EXERCISE REQUIREMENTS: Where in the records does the word "badge" occur? Copy each line in which it does.

=== INPUT FOR THIS TASK ===

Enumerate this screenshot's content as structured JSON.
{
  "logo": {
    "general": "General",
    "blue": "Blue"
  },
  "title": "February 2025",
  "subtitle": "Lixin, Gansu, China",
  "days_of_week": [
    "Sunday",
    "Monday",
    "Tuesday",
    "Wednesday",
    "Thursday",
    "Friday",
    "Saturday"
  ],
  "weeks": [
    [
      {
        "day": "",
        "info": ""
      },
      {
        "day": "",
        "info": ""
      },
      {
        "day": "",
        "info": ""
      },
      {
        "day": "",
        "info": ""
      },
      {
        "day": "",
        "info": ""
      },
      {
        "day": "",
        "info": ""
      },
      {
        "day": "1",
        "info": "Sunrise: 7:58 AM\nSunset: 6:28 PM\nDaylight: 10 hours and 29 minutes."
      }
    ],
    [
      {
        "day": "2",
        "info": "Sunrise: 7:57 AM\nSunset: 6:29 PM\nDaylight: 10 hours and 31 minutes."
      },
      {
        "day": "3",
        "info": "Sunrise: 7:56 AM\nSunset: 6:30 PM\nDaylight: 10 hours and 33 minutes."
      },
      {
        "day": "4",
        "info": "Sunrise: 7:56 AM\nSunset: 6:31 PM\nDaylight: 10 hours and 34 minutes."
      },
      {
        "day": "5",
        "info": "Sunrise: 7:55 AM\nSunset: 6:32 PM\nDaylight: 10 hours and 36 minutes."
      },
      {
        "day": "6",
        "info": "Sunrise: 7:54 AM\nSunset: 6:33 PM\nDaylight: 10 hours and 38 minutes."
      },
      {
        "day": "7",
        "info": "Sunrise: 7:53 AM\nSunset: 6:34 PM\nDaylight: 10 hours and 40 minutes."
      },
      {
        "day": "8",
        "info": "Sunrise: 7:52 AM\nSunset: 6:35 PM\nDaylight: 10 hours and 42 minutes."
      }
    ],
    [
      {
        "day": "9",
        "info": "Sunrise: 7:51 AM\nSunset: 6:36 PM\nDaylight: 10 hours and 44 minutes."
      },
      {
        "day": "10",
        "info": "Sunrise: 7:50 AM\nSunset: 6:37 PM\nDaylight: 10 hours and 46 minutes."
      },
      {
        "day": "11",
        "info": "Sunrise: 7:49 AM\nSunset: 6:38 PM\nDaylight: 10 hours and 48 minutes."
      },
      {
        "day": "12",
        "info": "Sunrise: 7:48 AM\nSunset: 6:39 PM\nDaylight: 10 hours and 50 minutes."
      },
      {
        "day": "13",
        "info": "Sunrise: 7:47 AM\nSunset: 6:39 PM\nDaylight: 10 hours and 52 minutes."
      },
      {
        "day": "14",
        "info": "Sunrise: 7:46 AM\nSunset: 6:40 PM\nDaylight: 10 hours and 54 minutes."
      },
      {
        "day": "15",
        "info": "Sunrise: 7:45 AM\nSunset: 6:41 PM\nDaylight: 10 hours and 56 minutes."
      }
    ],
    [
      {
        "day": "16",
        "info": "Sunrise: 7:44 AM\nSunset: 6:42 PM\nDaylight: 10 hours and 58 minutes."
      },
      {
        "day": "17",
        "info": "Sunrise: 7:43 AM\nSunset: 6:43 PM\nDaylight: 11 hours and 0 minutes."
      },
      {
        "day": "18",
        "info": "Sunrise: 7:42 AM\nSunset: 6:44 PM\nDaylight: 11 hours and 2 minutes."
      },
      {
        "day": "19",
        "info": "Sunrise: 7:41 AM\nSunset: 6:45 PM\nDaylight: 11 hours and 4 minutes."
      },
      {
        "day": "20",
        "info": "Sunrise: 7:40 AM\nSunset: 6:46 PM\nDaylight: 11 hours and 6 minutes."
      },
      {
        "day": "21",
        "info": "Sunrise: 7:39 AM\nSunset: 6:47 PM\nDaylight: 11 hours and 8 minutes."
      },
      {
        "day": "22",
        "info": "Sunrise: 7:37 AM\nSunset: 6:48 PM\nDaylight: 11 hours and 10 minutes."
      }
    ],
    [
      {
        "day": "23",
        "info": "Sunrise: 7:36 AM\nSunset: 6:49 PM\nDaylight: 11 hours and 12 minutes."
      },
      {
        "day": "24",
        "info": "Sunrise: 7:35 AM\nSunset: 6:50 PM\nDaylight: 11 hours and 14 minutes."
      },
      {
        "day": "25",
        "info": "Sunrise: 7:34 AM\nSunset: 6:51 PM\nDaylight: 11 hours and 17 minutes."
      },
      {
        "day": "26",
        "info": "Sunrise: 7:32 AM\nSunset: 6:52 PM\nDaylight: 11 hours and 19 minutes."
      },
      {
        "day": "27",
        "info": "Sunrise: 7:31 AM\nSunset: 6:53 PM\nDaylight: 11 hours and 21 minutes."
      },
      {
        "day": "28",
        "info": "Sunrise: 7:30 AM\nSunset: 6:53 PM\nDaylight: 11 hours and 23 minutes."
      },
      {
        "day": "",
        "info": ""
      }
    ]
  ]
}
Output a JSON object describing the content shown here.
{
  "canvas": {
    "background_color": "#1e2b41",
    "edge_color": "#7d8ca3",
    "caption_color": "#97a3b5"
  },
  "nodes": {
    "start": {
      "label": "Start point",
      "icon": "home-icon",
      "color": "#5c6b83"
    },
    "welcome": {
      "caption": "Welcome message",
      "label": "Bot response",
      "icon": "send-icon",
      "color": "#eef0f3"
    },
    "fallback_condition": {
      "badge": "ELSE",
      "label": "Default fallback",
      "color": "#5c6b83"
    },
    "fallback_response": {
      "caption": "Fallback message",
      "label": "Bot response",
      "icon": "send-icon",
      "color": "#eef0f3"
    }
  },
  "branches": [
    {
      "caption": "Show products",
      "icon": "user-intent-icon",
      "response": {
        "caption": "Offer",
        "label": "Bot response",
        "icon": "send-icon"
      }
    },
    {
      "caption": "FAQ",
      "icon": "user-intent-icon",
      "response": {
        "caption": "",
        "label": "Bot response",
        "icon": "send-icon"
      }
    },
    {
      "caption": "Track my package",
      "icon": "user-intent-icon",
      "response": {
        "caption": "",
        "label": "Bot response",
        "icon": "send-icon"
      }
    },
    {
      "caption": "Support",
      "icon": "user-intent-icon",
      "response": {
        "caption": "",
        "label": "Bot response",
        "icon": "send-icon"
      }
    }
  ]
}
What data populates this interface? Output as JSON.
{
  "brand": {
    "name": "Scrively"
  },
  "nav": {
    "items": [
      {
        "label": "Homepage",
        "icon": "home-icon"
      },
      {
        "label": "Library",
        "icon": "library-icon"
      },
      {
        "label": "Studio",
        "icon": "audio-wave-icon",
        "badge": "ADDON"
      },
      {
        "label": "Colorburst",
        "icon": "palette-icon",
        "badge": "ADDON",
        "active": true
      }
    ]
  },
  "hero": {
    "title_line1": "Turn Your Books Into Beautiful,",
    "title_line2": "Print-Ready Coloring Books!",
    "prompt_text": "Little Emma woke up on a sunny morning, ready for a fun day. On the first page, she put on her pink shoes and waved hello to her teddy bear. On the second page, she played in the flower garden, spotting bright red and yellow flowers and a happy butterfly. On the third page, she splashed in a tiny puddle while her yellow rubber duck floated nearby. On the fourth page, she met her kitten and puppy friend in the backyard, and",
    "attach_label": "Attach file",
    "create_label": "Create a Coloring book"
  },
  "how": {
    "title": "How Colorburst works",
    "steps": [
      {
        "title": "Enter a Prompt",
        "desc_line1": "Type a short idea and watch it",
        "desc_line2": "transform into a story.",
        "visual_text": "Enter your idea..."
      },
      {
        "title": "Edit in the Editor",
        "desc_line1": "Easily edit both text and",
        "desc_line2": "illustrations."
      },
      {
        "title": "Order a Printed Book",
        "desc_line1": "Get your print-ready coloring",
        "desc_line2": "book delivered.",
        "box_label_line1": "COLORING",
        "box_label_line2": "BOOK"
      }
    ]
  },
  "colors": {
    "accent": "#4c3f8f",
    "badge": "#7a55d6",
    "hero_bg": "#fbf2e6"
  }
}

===

RESPONSE BOX:
      "badge": "ELSE",
        "badge": "ADDON"
        "badge": "ADDON",
    "badge": "#7a55d6",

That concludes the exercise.